Eeva Hietanen
Eeva Hietanen started working in communications at the Port of Helsinki in 1990.

“The port lies at the heart of the Finnish economy”

Text: Juha Peltonen
Image: Roni Rekomaa

When Eeva Hietanen started working in communications at the Port of Helsinki in 1990, she remembers telling her colleagues how regrettable it was that no one outside the port really knew what it did. Hietanen believed that good communications could change that.

Now that she left her position as the port’s communications manager, Hietanen thinks that the general public are still largely unfamiliar with the port’s workings.

“Even though a great deal has been done, I don’t see much evidence to show that we’ve made any significant progress,” says Hietanen.

The average Finn still doesn’t really know what the port does.

“The port lies at the heart of the Finnish economy. The impact of our operations is quite simply supranational.”

City office a good background

When Hietanen joined the port as a publicist, she had been working for Helsinki-info at the city office. It was a hotline that people could call when they wanted advice about who did what for the City.

“This experience at the city office provided me with a great background for these tasks. I quickly gained a good understanding of how both the City and its decision-making worked.”

Hietanen was rehired by City Hall for three years at the turn of the millennium in order to lead Helsinki’s 450th anniversary project, after which she returned to her role as the port’s communications manager.

“At the port, you can both see and feel how Finland is doing.”

Port communications have several mutually exclusive target groups. Both consumers and logistics companies use the port’s website, but they’re searching for different kinds of information. There has also been an increase in influencer communications and residents’ need for information, and this is important for the port. Hietanen says there is a prevailing sense of concern over whether policymakers are fully informed about the things they are deciding on.

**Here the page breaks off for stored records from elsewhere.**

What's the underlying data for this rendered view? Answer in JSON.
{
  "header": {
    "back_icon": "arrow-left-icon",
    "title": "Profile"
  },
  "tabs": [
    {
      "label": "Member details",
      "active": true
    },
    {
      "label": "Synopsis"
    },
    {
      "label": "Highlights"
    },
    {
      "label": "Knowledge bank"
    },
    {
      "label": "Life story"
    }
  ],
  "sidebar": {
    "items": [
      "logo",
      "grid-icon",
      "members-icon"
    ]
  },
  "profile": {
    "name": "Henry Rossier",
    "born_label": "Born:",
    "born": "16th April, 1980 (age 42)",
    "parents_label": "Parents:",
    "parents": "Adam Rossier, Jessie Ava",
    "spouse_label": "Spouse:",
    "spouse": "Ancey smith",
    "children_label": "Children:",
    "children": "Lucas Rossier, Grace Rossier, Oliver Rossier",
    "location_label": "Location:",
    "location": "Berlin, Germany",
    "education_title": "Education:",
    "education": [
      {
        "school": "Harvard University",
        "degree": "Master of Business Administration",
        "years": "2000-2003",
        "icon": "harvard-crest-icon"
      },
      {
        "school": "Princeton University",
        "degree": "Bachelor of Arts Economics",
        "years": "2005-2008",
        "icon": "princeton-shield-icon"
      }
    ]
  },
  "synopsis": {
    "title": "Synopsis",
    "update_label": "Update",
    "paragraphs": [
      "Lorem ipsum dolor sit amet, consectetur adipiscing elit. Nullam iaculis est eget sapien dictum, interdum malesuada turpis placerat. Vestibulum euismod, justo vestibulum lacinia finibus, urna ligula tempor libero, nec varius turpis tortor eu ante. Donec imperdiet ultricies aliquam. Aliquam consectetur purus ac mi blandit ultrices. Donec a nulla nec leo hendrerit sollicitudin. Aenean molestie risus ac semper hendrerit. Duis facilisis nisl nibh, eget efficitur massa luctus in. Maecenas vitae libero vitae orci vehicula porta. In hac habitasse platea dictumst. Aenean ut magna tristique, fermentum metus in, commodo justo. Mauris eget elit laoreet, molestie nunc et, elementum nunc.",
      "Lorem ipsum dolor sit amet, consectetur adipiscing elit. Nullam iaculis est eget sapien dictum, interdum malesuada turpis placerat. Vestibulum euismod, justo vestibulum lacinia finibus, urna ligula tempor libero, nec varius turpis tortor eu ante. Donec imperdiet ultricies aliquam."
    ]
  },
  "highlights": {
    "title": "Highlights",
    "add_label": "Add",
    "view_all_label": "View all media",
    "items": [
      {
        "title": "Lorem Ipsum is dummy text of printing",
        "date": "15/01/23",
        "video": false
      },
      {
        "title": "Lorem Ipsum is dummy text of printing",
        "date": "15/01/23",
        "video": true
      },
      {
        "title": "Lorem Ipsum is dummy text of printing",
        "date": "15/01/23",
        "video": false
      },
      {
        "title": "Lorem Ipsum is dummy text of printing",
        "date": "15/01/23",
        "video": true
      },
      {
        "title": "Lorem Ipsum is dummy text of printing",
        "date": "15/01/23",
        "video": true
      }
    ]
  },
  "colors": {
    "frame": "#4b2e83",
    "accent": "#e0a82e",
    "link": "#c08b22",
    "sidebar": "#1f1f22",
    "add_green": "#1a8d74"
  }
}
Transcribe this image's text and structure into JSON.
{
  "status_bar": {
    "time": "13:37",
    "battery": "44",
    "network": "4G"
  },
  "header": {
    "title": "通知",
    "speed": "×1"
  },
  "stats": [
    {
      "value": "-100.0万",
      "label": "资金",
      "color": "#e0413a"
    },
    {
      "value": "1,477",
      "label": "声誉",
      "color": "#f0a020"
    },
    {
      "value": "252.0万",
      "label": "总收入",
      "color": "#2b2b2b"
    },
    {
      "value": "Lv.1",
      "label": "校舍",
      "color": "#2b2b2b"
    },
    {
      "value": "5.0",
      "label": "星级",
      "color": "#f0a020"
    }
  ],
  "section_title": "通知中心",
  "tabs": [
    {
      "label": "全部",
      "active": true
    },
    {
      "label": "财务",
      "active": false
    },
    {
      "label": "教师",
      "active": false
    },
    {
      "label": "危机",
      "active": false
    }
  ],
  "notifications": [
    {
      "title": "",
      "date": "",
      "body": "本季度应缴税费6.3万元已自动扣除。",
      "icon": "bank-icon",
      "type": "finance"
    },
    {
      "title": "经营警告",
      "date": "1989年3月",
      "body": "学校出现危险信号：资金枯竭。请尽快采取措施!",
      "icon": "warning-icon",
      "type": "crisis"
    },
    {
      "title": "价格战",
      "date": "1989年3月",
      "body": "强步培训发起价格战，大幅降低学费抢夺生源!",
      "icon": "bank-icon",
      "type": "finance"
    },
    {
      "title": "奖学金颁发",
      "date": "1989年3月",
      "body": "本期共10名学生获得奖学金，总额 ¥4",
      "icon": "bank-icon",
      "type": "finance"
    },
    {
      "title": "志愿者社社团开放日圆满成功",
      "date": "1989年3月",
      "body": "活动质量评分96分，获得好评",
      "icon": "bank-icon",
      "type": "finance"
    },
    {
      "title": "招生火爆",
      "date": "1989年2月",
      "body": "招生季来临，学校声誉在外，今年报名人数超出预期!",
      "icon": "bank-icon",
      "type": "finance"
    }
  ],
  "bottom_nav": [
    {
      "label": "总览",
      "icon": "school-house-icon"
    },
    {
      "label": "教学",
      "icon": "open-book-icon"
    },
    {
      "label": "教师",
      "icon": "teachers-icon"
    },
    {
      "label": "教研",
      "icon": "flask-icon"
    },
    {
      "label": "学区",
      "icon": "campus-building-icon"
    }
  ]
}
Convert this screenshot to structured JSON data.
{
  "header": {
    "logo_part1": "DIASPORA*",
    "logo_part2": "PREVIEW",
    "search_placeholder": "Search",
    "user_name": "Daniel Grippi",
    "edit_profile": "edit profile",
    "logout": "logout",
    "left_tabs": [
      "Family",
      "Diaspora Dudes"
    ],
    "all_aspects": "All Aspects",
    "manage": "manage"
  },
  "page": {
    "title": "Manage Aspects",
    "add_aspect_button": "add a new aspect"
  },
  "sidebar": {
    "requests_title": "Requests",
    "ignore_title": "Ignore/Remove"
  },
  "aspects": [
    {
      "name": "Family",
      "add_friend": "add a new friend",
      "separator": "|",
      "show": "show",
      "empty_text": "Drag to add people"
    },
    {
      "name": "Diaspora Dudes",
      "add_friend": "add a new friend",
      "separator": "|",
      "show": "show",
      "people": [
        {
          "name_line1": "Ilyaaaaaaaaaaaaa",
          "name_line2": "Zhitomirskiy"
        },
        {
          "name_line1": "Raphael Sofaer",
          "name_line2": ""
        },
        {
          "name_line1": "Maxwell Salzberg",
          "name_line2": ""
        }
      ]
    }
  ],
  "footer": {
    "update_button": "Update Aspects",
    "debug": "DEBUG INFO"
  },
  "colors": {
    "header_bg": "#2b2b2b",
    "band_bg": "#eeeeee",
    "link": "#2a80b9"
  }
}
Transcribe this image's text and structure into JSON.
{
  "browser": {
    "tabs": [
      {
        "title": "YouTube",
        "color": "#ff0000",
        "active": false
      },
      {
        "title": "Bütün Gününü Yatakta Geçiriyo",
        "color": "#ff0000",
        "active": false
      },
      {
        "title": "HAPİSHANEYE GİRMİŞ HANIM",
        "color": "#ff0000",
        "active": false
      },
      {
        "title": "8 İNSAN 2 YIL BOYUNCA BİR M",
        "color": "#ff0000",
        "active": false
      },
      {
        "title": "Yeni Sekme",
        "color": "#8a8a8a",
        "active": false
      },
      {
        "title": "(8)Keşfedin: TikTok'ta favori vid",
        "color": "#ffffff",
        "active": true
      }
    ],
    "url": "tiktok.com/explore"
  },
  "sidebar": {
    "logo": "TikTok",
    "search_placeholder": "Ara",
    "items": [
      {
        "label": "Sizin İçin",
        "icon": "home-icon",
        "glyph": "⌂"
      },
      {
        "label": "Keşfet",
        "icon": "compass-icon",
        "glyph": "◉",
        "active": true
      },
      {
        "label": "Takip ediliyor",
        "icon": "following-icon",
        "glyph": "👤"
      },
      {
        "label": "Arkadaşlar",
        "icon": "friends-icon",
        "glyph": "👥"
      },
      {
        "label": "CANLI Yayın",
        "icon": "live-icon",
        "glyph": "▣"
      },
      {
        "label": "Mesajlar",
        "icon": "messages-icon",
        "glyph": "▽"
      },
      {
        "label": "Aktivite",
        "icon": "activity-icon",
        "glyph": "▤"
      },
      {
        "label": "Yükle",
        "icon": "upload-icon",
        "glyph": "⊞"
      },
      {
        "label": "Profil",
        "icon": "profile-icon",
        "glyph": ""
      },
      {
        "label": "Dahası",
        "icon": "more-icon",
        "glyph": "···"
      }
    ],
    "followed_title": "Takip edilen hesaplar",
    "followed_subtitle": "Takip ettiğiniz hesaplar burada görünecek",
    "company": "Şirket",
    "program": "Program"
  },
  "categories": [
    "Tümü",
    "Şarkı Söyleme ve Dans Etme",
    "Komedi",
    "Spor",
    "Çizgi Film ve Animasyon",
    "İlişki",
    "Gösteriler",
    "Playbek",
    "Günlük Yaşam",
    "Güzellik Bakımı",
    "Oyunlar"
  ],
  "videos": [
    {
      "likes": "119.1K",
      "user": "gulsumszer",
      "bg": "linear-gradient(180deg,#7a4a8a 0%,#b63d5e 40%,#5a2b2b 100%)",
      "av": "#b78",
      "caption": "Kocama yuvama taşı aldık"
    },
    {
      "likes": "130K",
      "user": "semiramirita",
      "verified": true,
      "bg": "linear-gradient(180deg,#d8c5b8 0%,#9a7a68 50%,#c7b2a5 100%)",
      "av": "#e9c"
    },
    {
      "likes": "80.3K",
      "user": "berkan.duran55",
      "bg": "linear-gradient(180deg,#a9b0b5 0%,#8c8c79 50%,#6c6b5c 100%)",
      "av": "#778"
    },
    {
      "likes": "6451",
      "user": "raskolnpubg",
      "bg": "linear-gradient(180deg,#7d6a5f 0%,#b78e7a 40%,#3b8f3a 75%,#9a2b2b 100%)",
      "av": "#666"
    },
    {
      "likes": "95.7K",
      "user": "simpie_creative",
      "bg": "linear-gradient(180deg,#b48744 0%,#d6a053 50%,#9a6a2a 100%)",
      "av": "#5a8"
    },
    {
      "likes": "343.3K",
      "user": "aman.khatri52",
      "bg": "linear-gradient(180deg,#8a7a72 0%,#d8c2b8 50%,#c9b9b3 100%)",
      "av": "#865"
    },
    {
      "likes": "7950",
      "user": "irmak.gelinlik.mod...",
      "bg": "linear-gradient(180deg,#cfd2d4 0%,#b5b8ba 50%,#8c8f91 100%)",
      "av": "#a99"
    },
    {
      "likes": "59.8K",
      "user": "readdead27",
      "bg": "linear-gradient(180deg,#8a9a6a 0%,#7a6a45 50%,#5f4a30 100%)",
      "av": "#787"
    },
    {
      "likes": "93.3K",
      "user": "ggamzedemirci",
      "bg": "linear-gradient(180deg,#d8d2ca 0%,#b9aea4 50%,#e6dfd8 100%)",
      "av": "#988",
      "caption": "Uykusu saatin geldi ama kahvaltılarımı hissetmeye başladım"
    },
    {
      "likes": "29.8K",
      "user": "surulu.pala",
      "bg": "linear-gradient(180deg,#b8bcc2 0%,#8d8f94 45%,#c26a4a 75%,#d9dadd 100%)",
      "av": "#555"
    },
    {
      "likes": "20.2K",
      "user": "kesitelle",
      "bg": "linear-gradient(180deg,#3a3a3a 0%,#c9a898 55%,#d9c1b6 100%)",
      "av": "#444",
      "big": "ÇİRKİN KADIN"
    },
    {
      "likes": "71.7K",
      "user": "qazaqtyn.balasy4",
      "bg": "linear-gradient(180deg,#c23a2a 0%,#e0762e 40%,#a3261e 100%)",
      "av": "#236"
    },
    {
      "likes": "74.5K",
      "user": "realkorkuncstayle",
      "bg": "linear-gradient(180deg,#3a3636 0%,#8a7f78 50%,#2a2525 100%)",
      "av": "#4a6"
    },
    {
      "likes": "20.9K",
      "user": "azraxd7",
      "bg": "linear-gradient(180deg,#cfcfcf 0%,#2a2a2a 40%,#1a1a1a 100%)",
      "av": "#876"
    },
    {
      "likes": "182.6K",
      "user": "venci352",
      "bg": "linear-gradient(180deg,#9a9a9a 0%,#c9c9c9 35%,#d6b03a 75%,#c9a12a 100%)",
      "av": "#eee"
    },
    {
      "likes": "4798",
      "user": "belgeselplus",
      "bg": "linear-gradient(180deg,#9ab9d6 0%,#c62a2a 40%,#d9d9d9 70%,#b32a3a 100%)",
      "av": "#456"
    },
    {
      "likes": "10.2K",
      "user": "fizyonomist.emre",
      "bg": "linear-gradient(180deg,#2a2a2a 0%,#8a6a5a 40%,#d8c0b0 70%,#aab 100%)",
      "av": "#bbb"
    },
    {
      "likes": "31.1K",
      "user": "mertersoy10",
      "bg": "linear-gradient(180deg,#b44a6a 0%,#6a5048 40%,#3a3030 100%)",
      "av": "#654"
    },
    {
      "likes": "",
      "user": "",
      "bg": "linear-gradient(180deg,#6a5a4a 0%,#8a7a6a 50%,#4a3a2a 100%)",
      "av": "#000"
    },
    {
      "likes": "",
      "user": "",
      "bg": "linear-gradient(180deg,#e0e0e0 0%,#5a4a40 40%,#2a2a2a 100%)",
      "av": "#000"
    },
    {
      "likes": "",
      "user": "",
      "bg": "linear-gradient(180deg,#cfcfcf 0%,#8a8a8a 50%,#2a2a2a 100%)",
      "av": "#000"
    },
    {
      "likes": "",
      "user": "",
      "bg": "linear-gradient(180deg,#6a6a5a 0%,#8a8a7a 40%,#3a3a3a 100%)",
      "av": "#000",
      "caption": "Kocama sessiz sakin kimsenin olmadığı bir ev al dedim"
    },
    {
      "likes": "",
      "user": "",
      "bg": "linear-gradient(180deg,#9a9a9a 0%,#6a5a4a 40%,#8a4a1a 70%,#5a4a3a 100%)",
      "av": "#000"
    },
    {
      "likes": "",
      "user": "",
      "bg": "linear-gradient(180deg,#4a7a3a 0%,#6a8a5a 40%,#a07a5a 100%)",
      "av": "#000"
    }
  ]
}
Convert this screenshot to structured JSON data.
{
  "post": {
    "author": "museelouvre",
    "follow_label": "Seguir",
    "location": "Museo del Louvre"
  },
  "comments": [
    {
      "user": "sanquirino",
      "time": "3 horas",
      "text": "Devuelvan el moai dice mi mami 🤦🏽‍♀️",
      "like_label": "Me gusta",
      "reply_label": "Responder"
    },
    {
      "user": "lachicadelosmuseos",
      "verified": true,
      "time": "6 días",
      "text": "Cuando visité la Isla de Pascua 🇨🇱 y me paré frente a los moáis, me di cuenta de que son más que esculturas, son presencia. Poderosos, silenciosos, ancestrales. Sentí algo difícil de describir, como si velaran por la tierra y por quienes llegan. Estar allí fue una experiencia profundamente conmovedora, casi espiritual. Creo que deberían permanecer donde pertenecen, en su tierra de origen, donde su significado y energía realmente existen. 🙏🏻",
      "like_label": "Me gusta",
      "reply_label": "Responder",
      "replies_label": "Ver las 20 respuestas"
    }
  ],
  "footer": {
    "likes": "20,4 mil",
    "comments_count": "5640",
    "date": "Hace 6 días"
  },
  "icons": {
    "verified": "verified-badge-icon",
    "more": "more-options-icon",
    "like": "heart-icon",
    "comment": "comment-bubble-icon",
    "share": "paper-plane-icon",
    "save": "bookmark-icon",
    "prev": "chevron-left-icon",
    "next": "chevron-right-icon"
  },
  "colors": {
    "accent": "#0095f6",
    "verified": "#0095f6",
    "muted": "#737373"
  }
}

Port communications have several mutually exclusive target groups.

“Good relations with City Hall have been a top priority for every CEO. However, that doesn’t always translate to direct support for the port’s projects. For example, we were left almost completely alone in our fight for Vuosaari Harbour. But once the foundation stone was laid, everyone was telling us how they’d always considered the project to be important,” says Hietanen, laughing.

The port is an integral aspect of urban planning. Slow processes also require staying power from the port’s stakeholders. “People on the corporate side don’t always understand that the decision-making really is that slow. Urban planning reveals Helsinki’s complexity. There can be several projects in the pipeline – some of which may even be conflicting.”

Continually evolving communications

There was no email and no internet when Hietanen joined the port. Communications have been continually evolving throughout her career – and will continue to do so.

“Communications is one of those areas in which you have to keep jogging all the time just to keep up. We’re in the midst of both a technological and a cultural revolution. Next up is AI, which will bring major changes to how we work. These new things are a lot of fun, but we also need to be knowledgeable about information security and copyright,” says Hietanen.

Industry networks (such as Mervi), maritime communications specialists and the international organisation Wista (Women in shipping and trading) have all played an important role in her work.

“When your own unit is fairly small, it’s even more important to have access to communications organisations and other networks – some of which you have to create yourself. I spent 20 years developing Finnish and Helsinki cruise traffic and its associated collaboration. And that’s an area in which networking is essential,” says Hietanen.


  • Eeva Hietanen has an MA, a CBM diploma, a leadership diploma, and a degree in marketing for public administration.
  • She left her position as the Port of Helsinki’s Communications Manager on 10 May 2024.
  • She enjoys the French language and culture.